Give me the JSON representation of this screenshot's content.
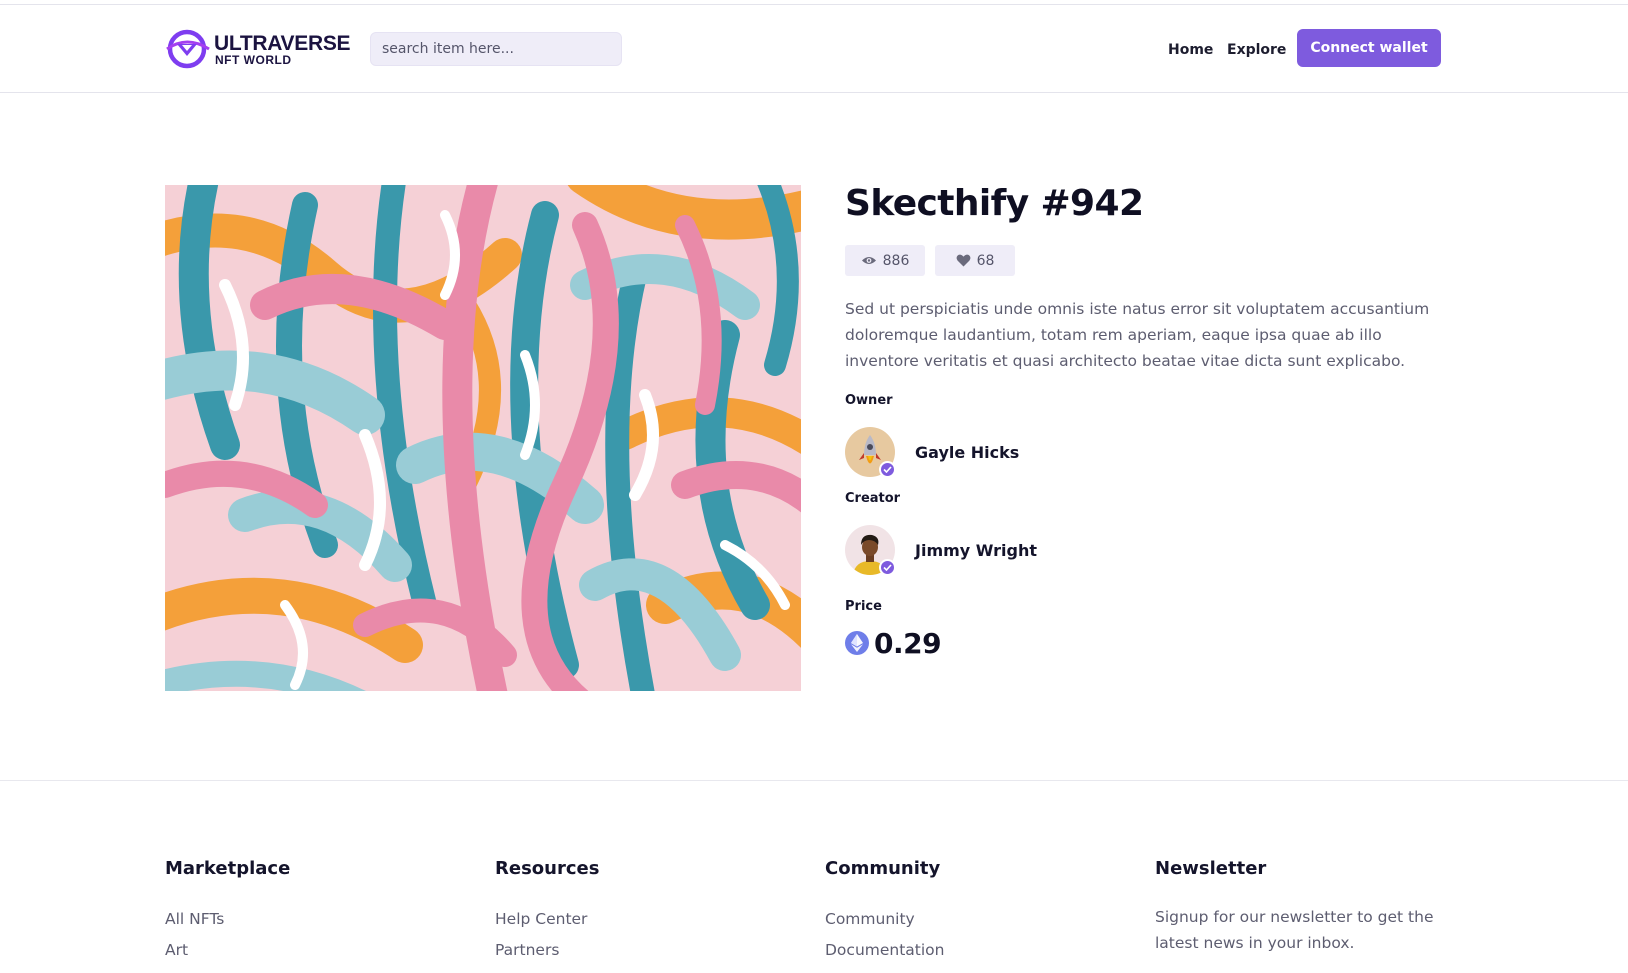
{
  "header": {
    "brand_line1": "ULTRAVERSE",
    "brand_line2": "NFT WORLD",
    "search_placeholder": "search item here...",
    "nav": {
      "home": "Home",
      "explore": "Explore"
    },
    "connect_label": "Connect wallet"
  },
  "item": {
    "title": "Skecthify #942",
    "views": "886",
    "likes": "68",
    "description": "Sed ut perspiciatis unde omnis iste natus error sit voluptatem accusantium doloremque laudantium, totam rem aperiam, eaque ipsa quae ab illo inventore veritatis et quasi architecto beatae vitae dicta sunt explicabo.",
    "owner_label": "Owner",
    "owner_name": "Gayle Hicks",
    "creator_label": "Creator",
    "creator_name": "Jimmy Wright",
    "price_label": "Price",
    "price_value": "0.29",
    "price_currency_icon": "ethereum-icon"
  },
  "footer": {
    "marketplace": {
      "heading": "Marketplace",
      "links": [
        "All NFTs",
        "Art"
      ]
    },
    "resources": {
      "heading": "Resources",
      "links": [
        "Help Center",
        "Partners"
      ]
    },
    "community": {
      "heading": "Community",
      "links": [
        "Community",
        "Documentation"
      ]
    },
    "newsletter": {
      "heading": "Newsletter",
      "text": "Signup for our newsletter to get the latest news in your inbox."
    }
  },
  "colors": {
    "accent": "#7e5bde",
    "input_bg": "#efedf8",
    "eth": "#6f7ee9",
    "art_palette": [
      "#f5d0d6",
      "#3a98ab",
      "#f4a03a",
      "#e98aa9",
      "#99ccd6",
      "#ffffff"
    ]
  }
}
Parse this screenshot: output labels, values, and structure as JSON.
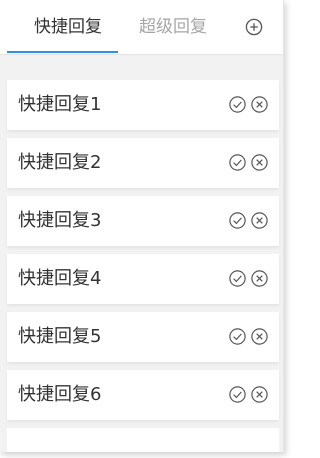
{
  "tabs": {
    "quick_reply": "快捷回复",
    "super_reply": "超级回复"
  },
  "colors": {
    "accent": "#2f8fe8",
    "active_tab_text": "#333333",
    "inactive_tab_text": "#a6a6a6"
  },
  "items": [
    {
      "label": "快捷回复1"
    },
    {
      "label": "快捷回复2"
    },
    {
      "label": "快捷回复3"
    },
    {
      "label": "快捷回复4"
    },
    {
      "label": "快捷回复5"
    },
    {
      "label": "快捷回复6"
    }
  ]
}
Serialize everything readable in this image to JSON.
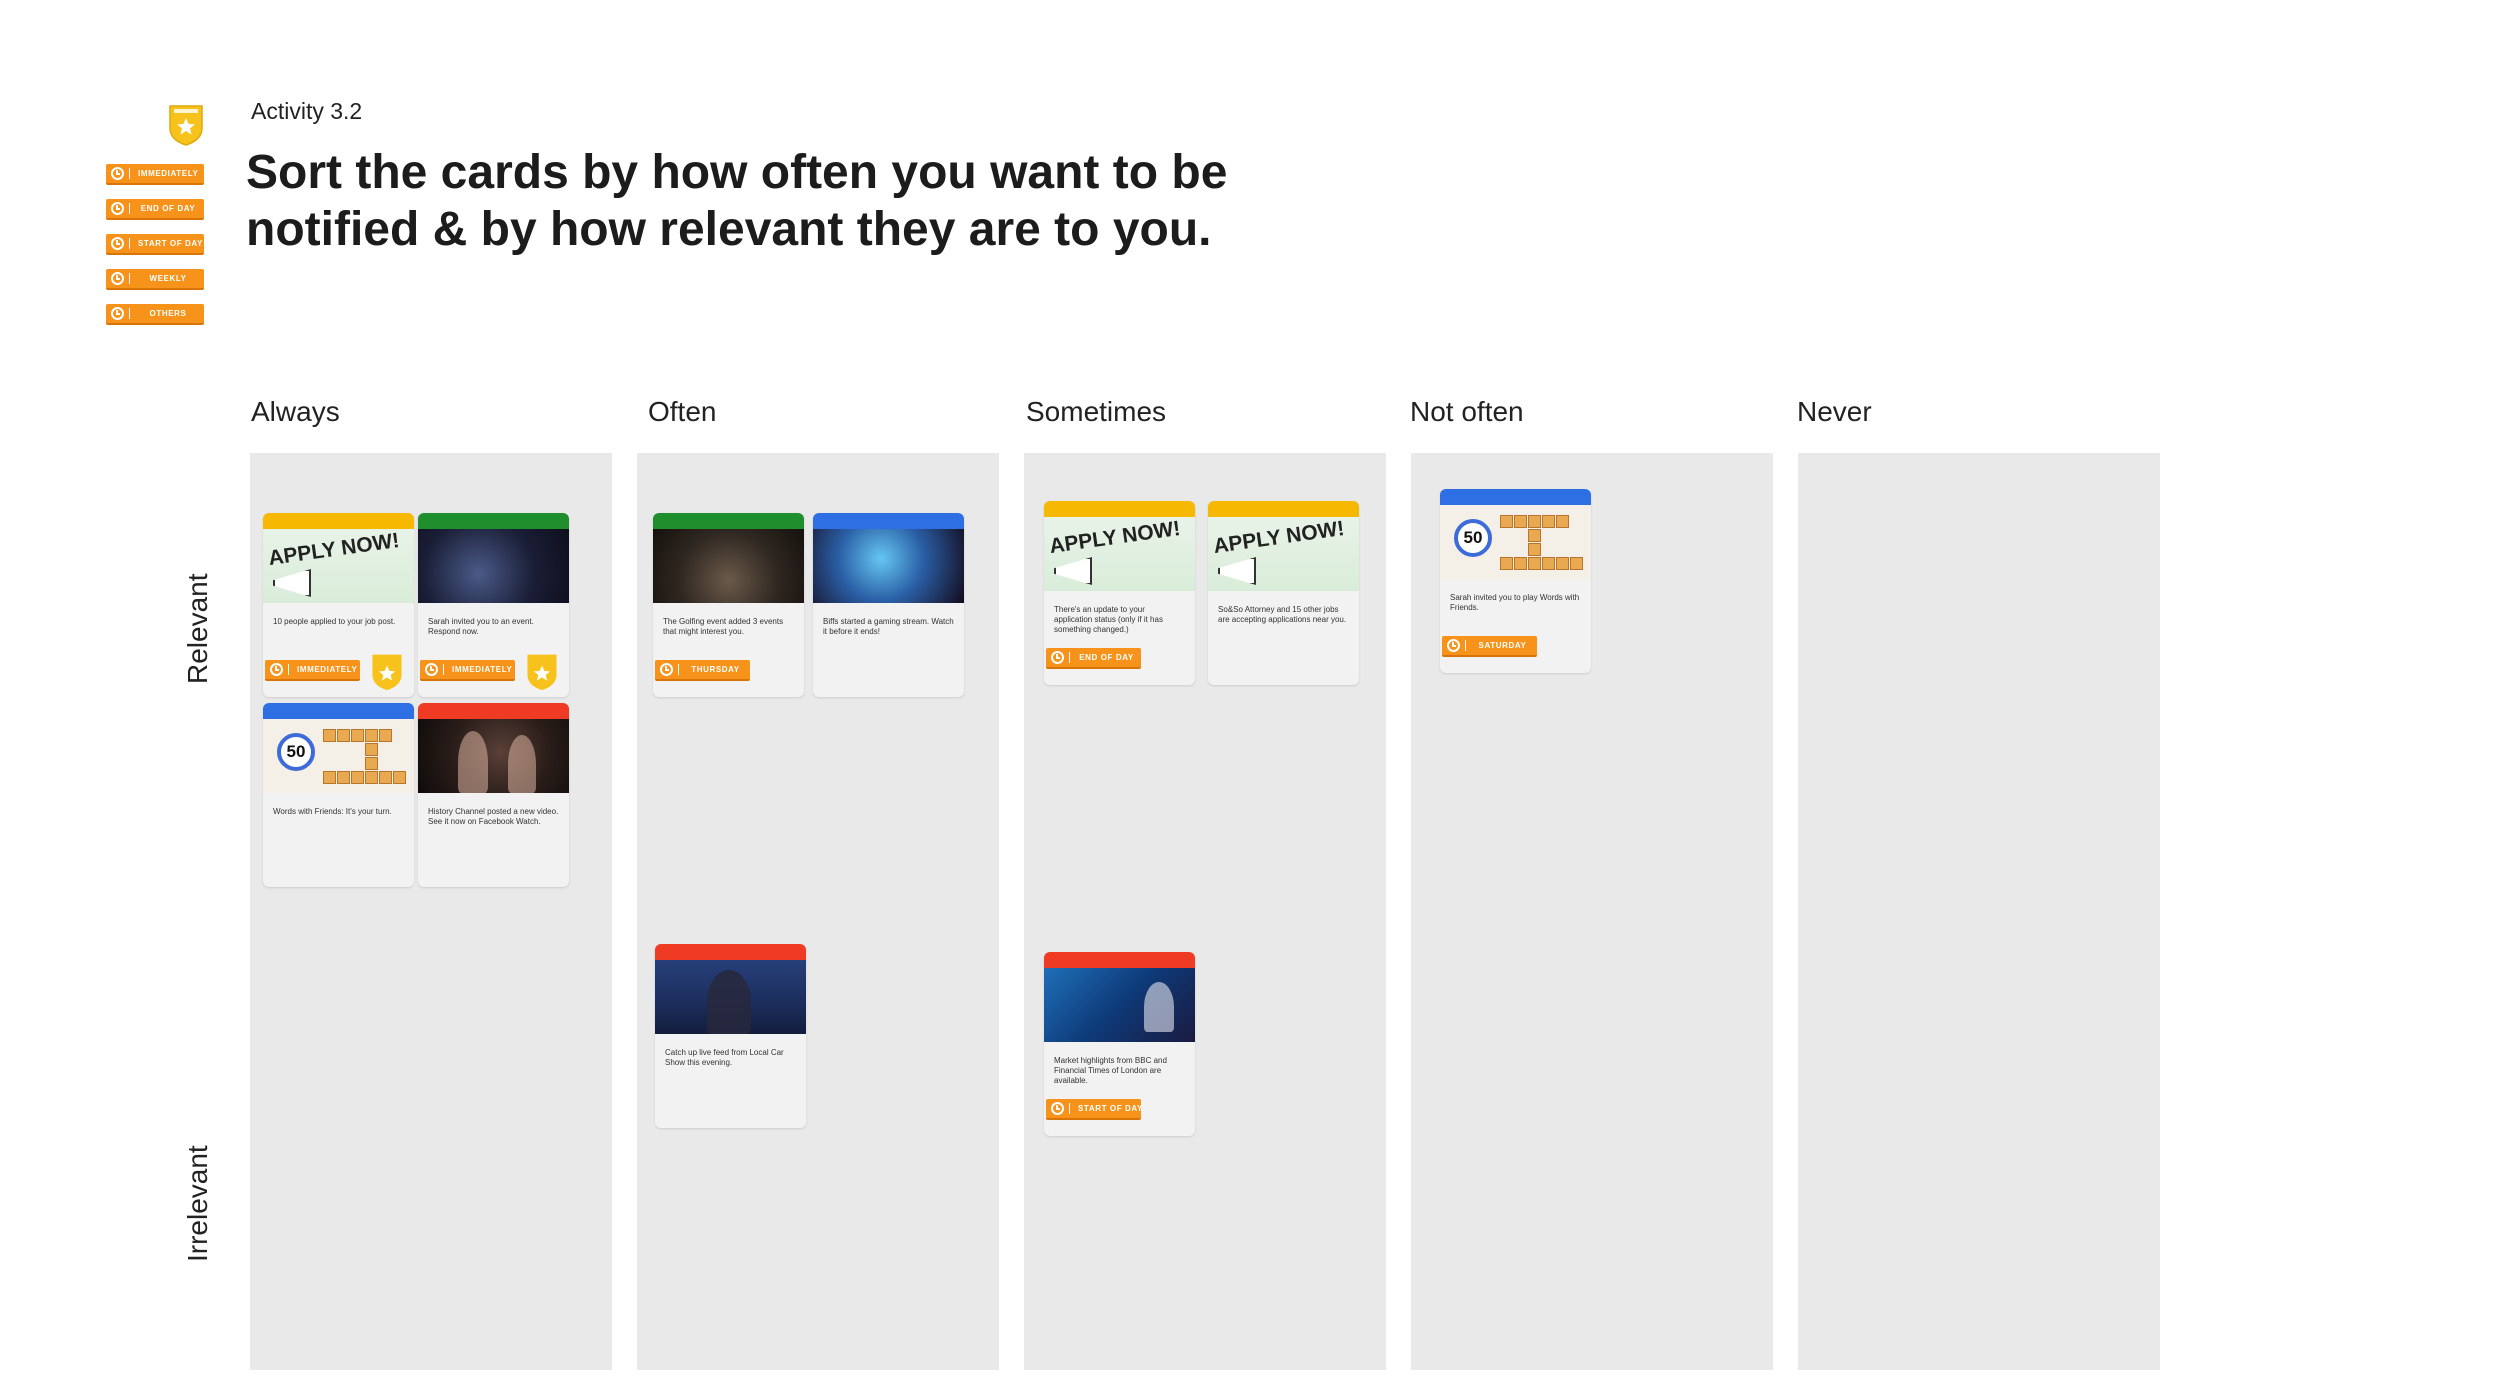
{
  "header": {
    "activity": "Activity 3.2",
    "title": "Sort the cards by how often you want to be notified & by how relevant they are to you."
  },
  "legend": [
    "Immediately",
    "End of day",
    "Start of day",
    "Weekly",
    "Others"
  ],
  "columns": [
    "Always",
    "Often",
    "Sometimes",
    "Not often",
    "Never"
  ],
  "rows": {
    "relevant": "Relevant",
    "irrelevant": "Irrelevant"
  },
  "cards": {
    "always_apply": {
      "text": "10 people applied to your job post.",
      "tag": "Immediately",
      "image": "APPLY NOW!"
    },
    "always_event": {
      "text": "Sarah invited you to an event. Respond now.",
      "tag": "Immediately"
    },
    "always_words": {
      "text": "Words with Friends: It's your turn."
    },
    "always_history": {
      "text": "History Channel posted a new video. See it now on Facebook Watch."
    },
    "often_golfing": {
      "text": "The Golfing event added 3 events that might interest you.",
      "tag": "Thursday"
    },
    "often_biffs": {
      "text": "Biffs started a gaming stream. Watch it before it ends!"
    },
    "often_carshow": {
      "text": "Catch up live feed from Local Car Show this evening."
    },
    "sometimes_update": {
      "text": "There's an update to your application status (only if it has something changed.)",
      "tag": "End of day",
      "image": "APPLY NOW!"
    },
    "sometimes_attorney": {
      "text": "So&So Attorney and 15 other jobs are accepting applications near you.",
      "image": "APPLY NOW!"
    },
    "sometimes_market": {
      "text": "Market highlights from BBC and Financial Times of London are available.",
      "tag": "Start of day"
    },
    "notoften_words": {
      "text": "Sarah invited you to play Words with Friends.",
      "tag": "Saturday"
    }
  },
  "colors": {
    "tag_orange": "#f7931a",
    "column_bg": "#e9e9e9",
    "bar_yellow": "#f6b800",
    "bar_green": "#1f8f2e",
    "bar_blue": "#2f6fe4",
    "bar_red": "#ef3b23",
    "badge_gold": "#f8c21c"
  }
}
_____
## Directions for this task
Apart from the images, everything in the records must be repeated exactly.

## Response below
Give me the JSON representation of this screenshot's content.
{
  "header": {
    "brand_line1": "ULTRAVERSE",
    "brand_line2": "NFT WORLD",
    "search_placeholder": "search item here...",
    "nav": {
      "home": "Home",
      "explore": "Explore"
    },
    "connect_label": "Connect wallet"
  },
  "item": {
    "title": "Skecthify #942",
    "views": "886",
    "likes": "68",
    "description": "Sed ut perspiciatis unde omnis iste natus error sit voluptatem accusantium doloremque laudantium, totam rem aperiam, eaque ipsa quae ab illo inventore veritatis et quasi architecto beatae vitae dicta sunt explicabo.",
    "owner_label": "Owner",
    "owner_name": "Gayle Hicks",
    "creator_label": "Creator",
    "creator_name": "Jimmy Wright",
    "price_label": "Price",
    "price_value": "0.29",
    "price_currency_icon": "ethereum-icon"
  },
  "footer": {
    "marketplace": {
      "heading": "Marketplace",
      "links": [
        "All NFTs",
        "Art"
      ]
    },
    "resources": {
      "heading": "Resources",
      "links": [
        "Help Center",
        "Partners"
      ]
    },
    "community": {
      "heading": "Community",
      "links": [
        "Community",
        "Documentation"
      ]
    },
    "newsletter": {
      "heading": "Newsletter",
      "text": "Signup for our newsletter to get the latest news in your inbox."
    }
  },
  "colors": {
    "accent": "#7e5bde",
    "input_bg": "#efedf8",
    "eth": "#6f7ee9",
    "art_palette": [
      "#f5d0d6",
      "#3a98ab",
      "#f4a03a",
      "#e98aa9",
      "#99ccd6",
      "#ffffff"
    ]
  }
}
Parse this screenshot: output labels, values, and structure as JSON.
{
  "tabs": {
    "quick_reply": "快捷回复",
    "super_reply": "超级回复"
  },
  "colors": {
    "accent": "#2f8fe8",
    "active_tab_text": "#333333",
    "inactive_tab_text": "#a6a6a6"
  },
  "items": [
    {
      "label": "快捷回复1"
    },
    {
      "label": "快捷回复2"
    },
    {
      "label": "快捷回复3"
    },
    {
      "label": "快捷回复4"
    },
    {
      "label": "快捷回复5"
    },
    {
      "label": "快捷回复6"
    }
  ]
}
Serialize everything readable in this image to JSON.
{
  "header": {
    "activity": "Activity 3.2",
    "title": "Sort the cards by how often you want to be notified & by how relevant they are to you."
  },
  "legend": [
    "Immediately",
    "End of day",
    "Start of day",
    "Weekly",
    "Others"
  ],
  "columns": [
    "Always",
    "Often",
    "Sometimes",
    "Not often",
    "Never"
  ],
  "rows": {
    "relevant": "Relevant",
    "irrelevant": "Irrelevant"
  },
  "cards": {
    "always_apply": {
      "text": "10 people applied to your job post.",
      "tag": "Immediately",
      "image": "APPLY NOW!"
    },
    "always_event": {
      "text": "Sarah invited you to an event. Respond now.",
      "tag": "Immediately"
    },
    "always_words": {
      "text": "Words with Friends: It's your turn."
    },
    "always_history": {
      "text": "History Channel posted a new video. See it now on Facebook Watch."
    },
    "often_golfing": {
      "text": "The Golfing event added 3 events that might interest you.",
      "tag": "Thursday"
    },
    "often_biffs": {
      "text": "Biffs started a gaming stream. Watch it before it ends!"
    },
    "often_carshow": {
      "text": "Catch up live feed from Local Car Show this evening."
    },
    "sometimes_update": {
      "text": "There's an update to your application status (only if it has something changed.)",
      "tag": "End of day",
      "image": "APPLY NOW!"
    },
    "sometimes_attorney": {
      "text": "So&So Attorney and 15 other jobs are accepting applications near you.",
      "image": "APPLY NOW!"
    },
    "sometimes_market": {
      "text": "Market highlights from BBC and Financial Times of London are available.",
      "tag": "Start of day"
    },
    "notoften_words": {
      "text": "Sarah invited you to play Words with Friends.",
      "tag": "Saturday"
    }
  },
  "colors": {
    "tag_orange": "#f7931a",
    "column_bg": "#e9e9e9",
    "bar_yellow": "#f6b800",
    "bar_green": "#1f8f2e",
    "bar_blue": "#2f6fe4",
    "bar_red": "#ef3b23",
    "badge_gold": "#f8c21c"
  }
}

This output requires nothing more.